Now showing items 1-3 of 3
Coffee, tea and melanoma risk: findings from the European Prospective Investigation into Cancer and Nutrition
(Journal article; Tidsskriftartikkel; Peer reviewed, 2017-02-20)
In vitro and animal studies suggest that bioactive constituents of coffee and tea may have anticarcinogenic effects against cutaneous melanoma; however, epidemiological evidence is limited to date. We examined the relationships between coffee (total, caffeinated or decaffeinated) and tea consumption and risk of melanoma in the European Prospective Investigation into Cancer and Nutrition (EPIC). EPIC ...
Exposure to bacterial products lipopolysaccharide and flagellin and hepatocellular carcinoma: A nested case-control study
(Journal article; Tidsskriftartikkel; Peer reviewed, 2017-04-04)
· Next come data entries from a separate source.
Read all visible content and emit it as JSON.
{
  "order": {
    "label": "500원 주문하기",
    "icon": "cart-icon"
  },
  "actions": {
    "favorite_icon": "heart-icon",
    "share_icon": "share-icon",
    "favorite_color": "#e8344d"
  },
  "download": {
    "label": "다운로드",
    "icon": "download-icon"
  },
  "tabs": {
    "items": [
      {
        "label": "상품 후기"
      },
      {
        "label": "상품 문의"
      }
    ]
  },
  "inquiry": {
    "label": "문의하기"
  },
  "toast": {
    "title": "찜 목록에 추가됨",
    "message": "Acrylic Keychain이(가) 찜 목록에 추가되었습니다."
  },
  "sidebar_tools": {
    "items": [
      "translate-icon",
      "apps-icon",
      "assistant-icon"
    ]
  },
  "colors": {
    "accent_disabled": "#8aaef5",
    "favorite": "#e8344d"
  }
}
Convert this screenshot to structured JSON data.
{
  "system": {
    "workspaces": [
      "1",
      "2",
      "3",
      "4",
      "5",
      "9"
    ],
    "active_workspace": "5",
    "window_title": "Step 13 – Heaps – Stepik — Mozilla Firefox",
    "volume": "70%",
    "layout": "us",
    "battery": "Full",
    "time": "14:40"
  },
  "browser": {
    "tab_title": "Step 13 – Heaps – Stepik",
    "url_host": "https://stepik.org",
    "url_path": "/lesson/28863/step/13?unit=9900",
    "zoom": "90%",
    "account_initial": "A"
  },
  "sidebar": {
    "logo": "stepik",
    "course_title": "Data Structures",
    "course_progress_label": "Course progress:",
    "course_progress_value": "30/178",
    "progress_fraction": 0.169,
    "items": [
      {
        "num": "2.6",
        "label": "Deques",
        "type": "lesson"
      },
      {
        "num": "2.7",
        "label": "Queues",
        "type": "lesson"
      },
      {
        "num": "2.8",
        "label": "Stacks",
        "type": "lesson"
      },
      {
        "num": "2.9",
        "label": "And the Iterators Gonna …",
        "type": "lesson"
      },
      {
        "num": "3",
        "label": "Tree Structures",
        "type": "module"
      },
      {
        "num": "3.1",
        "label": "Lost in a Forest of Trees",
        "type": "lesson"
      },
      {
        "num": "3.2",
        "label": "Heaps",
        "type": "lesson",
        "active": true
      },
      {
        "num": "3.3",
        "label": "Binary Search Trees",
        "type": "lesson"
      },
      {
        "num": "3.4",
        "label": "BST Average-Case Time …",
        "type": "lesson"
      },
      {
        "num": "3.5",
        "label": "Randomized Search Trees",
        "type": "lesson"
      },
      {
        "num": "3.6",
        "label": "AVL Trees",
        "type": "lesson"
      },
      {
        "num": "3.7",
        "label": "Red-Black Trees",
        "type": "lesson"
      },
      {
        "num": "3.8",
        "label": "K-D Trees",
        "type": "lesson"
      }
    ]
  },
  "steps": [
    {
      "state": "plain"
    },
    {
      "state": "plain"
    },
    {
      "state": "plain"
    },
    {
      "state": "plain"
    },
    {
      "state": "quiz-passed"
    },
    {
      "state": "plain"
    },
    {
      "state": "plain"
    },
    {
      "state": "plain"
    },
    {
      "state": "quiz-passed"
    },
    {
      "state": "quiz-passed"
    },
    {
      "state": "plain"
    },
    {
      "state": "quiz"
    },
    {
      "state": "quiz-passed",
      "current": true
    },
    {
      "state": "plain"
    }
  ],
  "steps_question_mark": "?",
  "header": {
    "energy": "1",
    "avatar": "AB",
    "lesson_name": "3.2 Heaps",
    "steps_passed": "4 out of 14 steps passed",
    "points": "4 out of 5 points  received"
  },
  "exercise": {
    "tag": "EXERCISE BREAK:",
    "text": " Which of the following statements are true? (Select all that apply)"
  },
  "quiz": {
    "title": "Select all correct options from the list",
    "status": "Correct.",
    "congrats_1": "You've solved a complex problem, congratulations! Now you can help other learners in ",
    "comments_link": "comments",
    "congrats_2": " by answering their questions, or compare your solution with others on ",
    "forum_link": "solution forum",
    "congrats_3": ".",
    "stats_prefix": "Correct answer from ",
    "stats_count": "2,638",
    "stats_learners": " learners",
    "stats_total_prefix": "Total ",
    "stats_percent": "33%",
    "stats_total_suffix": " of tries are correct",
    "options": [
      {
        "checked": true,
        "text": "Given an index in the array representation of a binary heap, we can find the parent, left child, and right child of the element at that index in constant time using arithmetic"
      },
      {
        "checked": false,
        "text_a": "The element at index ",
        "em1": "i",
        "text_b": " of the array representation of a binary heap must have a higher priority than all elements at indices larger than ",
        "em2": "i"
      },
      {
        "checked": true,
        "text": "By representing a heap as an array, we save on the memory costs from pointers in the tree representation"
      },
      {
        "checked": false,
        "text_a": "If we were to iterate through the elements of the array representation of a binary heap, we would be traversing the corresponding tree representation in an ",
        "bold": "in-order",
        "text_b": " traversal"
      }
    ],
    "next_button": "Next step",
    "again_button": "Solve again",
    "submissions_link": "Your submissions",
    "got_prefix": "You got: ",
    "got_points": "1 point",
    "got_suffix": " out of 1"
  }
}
Background:<br>Leakage of bacterial products across the gut barrier may play a role in liver diseases which often precede the development of liver cancer. However, human studies, particularly from prospective settings, are lacking.<br>Methods:<br>We used a case-control study design nested within a large prospective cohort to assess the association between circulating levels of anti-lipopolysaccharide ...
Circulating insulin-like growth factor I in relation to melanoma risk in the European prospective investigation into cancer and nutrition
(Journal article; Tidsskriftartikkel; Peer reviewed, 2018-09-07)
Insulin‐like growth factor‐I (IGF‐I) regulates cell proliferation and apoptosis, and is thought to play a role in tumour development. Previous prospective studies have shown that higher circulating concentrations of IGF‐I are associated with a higher risk of cancers at specific sites, including breast and prostate. No prospective study has examined the association between circulating IGF‐I concentrations ...